-------- Provided information

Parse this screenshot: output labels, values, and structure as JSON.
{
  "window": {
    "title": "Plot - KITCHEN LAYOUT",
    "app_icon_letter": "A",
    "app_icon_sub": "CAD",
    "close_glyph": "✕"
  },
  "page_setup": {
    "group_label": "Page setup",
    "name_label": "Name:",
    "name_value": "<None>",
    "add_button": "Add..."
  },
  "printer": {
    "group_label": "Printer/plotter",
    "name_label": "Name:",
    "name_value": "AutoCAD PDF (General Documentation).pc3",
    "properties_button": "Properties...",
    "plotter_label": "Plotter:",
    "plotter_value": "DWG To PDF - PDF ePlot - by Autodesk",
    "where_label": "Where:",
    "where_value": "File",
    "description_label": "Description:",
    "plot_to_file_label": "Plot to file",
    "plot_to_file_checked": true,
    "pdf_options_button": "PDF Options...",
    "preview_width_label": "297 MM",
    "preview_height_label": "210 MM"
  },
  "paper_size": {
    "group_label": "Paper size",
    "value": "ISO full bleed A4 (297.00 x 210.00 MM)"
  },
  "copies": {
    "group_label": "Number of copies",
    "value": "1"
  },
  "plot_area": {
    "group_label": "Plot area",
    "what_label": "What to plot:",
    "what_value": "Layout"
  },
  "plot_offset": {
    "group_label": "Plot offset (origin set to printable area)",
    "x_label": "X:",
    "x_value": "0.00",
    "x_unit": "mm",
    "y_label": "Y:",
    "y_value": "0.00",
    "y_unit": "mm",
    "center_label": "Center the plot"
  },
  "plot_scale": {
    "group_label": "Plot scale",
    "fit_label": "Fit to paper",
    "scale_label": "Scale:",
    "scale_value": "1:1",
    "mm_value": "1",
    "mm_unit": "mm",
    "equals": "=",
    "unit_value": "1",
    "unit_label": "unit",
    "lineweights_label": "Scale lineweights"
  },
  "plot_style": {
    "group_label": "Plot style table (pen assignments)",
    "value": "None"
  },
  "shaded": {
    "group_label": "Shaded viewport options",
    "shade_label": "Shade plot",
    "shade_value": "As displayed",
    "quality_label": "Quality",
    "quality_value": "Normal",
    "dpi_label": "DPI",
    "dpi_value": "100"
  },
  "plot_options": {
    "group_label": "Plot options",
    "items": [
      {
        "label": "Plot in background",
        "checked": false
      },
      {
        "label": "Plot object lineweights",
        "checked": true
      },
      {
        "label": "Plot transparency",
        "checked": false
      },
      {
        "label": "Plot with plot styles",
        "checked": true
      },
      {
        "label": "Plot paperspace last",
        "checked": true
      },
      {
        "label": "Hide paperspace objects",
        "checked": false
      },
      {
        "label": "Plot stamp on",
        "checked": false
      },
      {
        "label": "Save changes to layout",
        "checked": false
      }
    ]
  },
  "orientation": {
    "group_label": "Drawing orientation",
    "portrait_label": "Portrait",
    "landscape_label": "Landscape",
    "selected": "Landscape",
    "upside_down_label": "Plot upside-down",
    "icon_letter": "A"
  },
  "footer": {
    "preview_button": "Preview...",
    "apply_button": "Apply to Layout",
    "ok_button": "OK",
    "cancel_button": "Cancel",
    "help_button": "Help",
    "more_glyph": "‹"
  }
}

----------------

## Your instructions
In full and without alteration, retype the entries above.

## Answer for the task
Parse this screenshot: output labels, values, and structure as JSON.
{
  "window": {
    "title": "Plot - KITCHEN LAYOUT",
    "app_icon_letter": "A",
    "app_icon_sub": "CAD",
    "close_glyph": "✕"
  },
  "page_setup": {
    "group_label": "Page setup",
    "name_label": "Name:",
    "name_value": "<None>",
    "add_button": "Add..."
  },
  "printer": {
    "group_label": "Printer/plotter",
    "name_label": "Name:",
    "name_value": "AutoCAD PDF (General Documentation).pc3",
    "properties_button": "Properties...",
    "plotter_label": "Plotter:",
    "plotter_value": "DWG To PDF - PDF ePlot - by Autodesk",
    "where_label": "Where:",
    "where_value": "File",
    "description_label": "Description:",
    "plot_to_file_label": "Plot to file",
    "plot_to_file_checked": true,
    "pdf_options_button": "PDF Options...",
    "preview_width_label": "297 MM",
    "preview_height_label": "210 MM"
  },
  "paper_size": {
    "group_label": "Paper size",
    "value": "ISO full bleed A4 (297.00 x 210.00 MM)"
  },
  "copies": {
    "group_label": "Number of copies",
    "value": "1"
  },
  "plot_area": {
    "group_label": "Plot area",
    "what_label": "What to plot:",
    "what_value": "Layout"
  },
  "plot_offset": {
    "group_label": "Plot offset (origin set to printable area)",
    "x_label": "X:",
    "x_value": "0.00",
    "x_unit": "mm",
    "y_label": "Y:",
    "y_value": "0.00",
    "y_unit": "mm",
    "center_label": "Center the plot"
  },
  "plot_scale": {
    "group_label": "Plot scale",
    "fit_label": "Fit to paper",
    "scale_label": "Scale:",
    "scale_value": "1:1",
    "mm_value": "1",
    "mm_unit": "mm",
    "equals": "=",
    "unit_value": "1",
    "unit_label": "unit",
    "lineweights_label": "Scale lineweights"
  },
  "plot_style": {
    "group_label": "Plot style table (pen assignments)",
    "value": "None"
  },
  "shaded": {
    "group_label": "Shaded viewport options",
    "shade_label": "Shade plot",
    "shade_value": "As displayed",
    "quality_label": "Quality",
    "quality_value": "Normal",
    "dpi_label": "DPI",
    "dpi_value": "100"
  },
  "plot_options": {
    "group_label": "Plot options",
    "items": [
      {
        "label": "Plot in background",
        "checked": false
      },
      {
        "label": "Plot object lineweights",
        "checked": true
      },
      {
        "label": "Plot transparency",
        "checked": false
      },
      {
        "label": "Plot with plot styles",
        "checked": true
      },
      {
        "label": "Plot paperspace last",
        "checked": true
      },
      {
        "label": "Hide paperspace objects",
        "checked": false
      },
      {
        "label": "Plot stamp on",
        "checked": false
      },
      {
        "label": "Save changes to layout",
        "checked": false
      }
    ]
  },
  "orientation": {
    "group_label": "Drawing orientation",
    "portrait_label": "Portrait",
    "landscape_label": "Landscape",
    "selected": "Landscape",
    "upside_down_label": "Plot upside-down",
    "icon_letter": "A"
  },
  "footer": {
    "preview_button": "Preview...",
    "apply_button": "Apply to Layout",
    "ok_button": "OK",
    "cancel_button": "Cancel",
    "help_button": "Help",
    "more_glyph": "‹"
  }
}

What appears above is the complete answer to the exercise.